**INFORMATION SUPPLIED:**

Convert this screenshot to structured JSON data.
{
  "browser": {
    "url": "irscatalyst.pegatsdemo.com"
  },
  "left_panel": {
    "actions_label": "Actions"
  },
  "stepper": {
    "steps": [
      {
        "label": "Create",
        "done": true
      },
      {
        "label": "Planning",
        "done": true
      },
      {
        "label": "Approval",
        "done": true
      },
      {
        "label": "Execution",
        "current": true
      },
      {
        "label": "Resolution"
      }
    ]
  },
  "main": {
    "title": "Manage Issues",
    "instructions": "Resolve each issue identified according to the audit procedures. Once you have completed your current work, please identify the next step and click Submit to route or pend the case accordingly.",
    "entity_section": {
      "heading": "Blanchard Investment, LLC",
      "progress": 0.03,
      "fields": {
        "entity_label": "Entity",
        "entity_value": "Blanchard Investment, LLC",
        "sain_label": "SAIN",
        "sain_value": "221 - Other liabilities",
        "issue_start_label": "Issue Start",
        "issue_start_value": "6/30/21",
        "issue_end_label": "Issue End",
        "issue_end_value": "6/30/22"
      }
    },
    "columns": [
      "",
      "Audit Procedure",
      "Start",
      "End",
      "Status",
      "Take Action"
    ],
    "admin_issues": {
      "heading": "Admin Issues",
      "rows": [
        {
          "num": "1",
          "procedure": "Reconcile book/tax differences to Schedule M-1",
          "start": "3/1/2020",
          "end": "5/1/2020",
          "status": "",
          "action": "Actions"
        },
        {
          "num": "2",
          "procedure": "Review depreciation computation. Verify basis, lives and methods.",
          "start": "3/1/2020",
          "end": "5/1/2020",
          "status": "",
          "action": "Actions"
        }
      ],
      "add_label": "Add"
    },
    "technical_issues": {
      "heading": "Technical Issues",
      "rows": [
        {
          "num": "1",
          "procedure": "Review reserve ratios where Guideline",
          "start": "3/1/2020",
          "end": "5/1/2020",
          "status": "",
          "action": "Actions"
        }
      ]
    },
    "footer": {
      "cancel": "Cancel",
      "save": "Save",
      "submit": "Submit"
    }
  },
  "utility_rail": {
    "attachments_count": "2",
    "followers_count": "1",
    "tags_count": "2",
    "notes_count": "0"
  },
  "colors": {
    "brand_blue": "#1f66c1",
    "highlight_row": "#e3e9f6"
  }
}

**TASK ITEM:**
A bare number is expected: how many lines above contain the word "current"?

**SOLUTION TO THE PROBLEM:**
2